» TASK DETAILS
All of the lines below need to be copied exactly, apart from the pictures.

» LISTED ENTRIES
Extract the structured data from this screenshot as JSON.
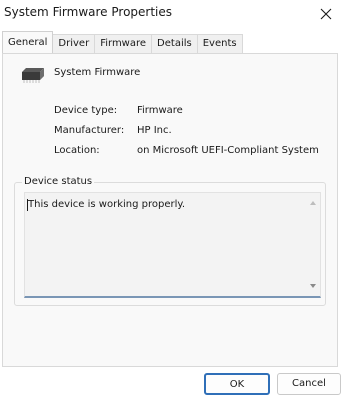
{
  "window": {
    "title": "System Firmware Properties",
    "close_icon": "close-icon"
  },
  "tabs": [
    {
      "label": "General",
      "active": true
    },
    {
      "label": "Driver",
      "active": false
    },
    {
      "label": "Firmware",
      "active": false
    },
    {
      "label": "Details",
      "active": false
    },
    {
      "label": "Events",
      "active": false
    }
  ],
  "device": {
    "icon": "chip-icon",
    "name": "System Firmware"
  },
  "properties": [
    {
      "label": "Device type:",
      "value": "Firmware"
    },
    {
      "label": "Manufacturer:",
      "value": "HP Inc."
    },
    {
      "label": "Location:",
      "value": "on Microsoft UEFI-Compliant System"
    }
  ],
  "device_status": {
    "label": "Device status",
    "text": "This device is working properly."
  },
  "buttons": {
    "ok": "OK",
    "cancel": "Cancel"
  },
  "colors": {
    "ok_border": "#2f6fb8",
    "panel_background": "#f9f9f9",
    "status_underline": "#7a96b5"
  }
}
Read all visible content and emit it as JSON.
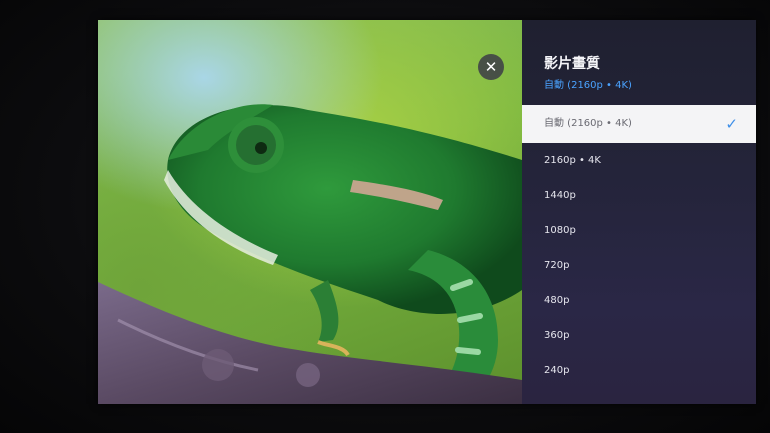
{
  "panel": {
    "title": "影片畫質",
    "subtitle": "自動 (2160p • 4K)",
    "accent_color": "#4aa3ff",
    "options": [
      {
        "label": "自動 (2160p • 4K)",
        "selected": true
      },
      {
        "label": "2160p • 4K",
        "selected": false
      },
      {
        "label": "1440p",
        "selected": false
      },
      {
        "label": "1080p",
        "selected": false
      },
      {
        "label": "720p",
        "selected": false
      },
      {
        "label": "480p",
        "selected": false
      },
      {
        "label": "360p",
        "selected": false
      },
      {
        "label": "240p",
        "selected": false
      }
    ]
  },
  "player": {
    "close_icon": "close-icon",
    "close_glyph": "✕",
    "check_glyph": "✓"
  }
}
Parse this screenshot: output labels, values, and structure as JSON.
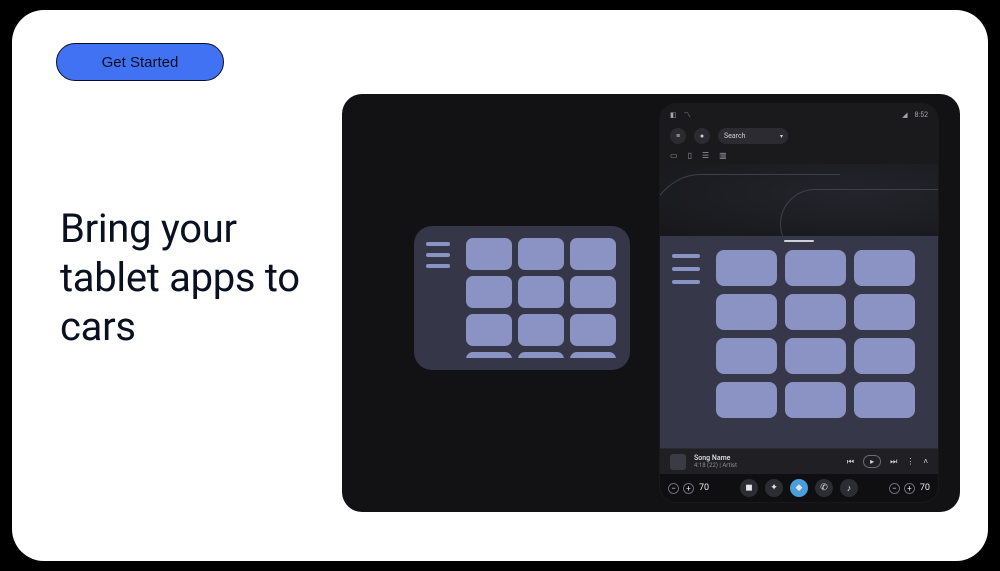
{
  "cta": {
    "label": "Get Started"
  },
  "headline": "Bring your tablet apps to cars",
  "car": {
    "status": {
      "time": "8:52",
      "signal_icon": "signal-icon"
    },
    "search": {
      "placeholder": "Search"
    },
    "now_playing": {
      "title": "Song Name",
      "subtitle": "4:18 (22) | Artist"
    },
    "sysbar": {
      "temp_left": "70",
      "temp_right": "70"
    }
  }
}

» THE COMPLETED TASK
Extract the structured data from this screenshot as JSON.
{
  "window": {
    "title": "System Firmware Properties",
    "close_icon": "close-icon"
  },
  "tabs": [
    {
      "label": "General",
      "active": true
    },
    {
      "label": "Driver",
      "active": false
    },
    {
      "label": "Firmware",
      "active": false
    },
    {
      "label": "Details",
      "active": false
    },
    {
      "label": "Events",
      "active": false
    }
  ],
  "device": {
    "icon": "chip-icon",
    "name": "System Firmware"
  },
  "properties": [
    {
      "label": "Device type:",
      "value": "Firmware"
    },
    {
      "label": "Manufacturer:",
      "value": "HP Inc."
    },
    {
      "label": "Location:",
      "value": "on Microsoft UEFI-Compliant System"
    }
  ],
  "device_status": {
    "label": "Device status",
    "text": "This device is working properly."
  },
  "buttons": {
    "ok": "OK",
    "cancel": "Cancel"
  },
  "colors": {
    "ok_border": "#2f6fb8",
    "panel_background": "#f9f9f9",
    "status_underline": "#7a96b5"
  }
}
Read all visible content and emit it as JSON.
{
  "panel": {
    "title": "影片畫質",
    "subtitle": "自動 (2160p • 4K)",
    "accent_color": "#4aa3ff",
    "options": [
      {
        "label": "自動 (2160p • 4K)",
        "selected": true
      },
      {
        "label": "2160p • 4K",
        "selected": false
      },
      {
        "label": "1440p",
        "selected": false
      },
      {
        "label": "1080p",
        "selected": false
      },
      {
        "label": "720p",
        "selected": false
      },
      {
        "label": "480p",
        "selected": false
      },
      {
        "label": "360p",
        "selected": false
      },
      {
        "label": "240p",
        "selected": false
      }
    ]
  },
  "player": {
    "close_icon": "close-icon",
    "close_glyph": "✕",
    "check_glyph": "✓"
  }
}
Parse this screenshot: output labels, values, and structure as JSON.
{
  "cta": {
    "label": "Get Started"
  },
  "headline": "Bring your tablet apps to cars",
  "car": {
    "status": {
      "time": "8:52",
      "signal_icon": "signal-icon"
    },
    "search": {
      "placeholder": "Search"
    },
    "now_playing": {
      "title": "Song Name",
      "subtitle": "4:18 (22) | Artist"
    },
    "sysbar": {
      "temp_left": "70",
      "temp_right": "70"
    }
  }
}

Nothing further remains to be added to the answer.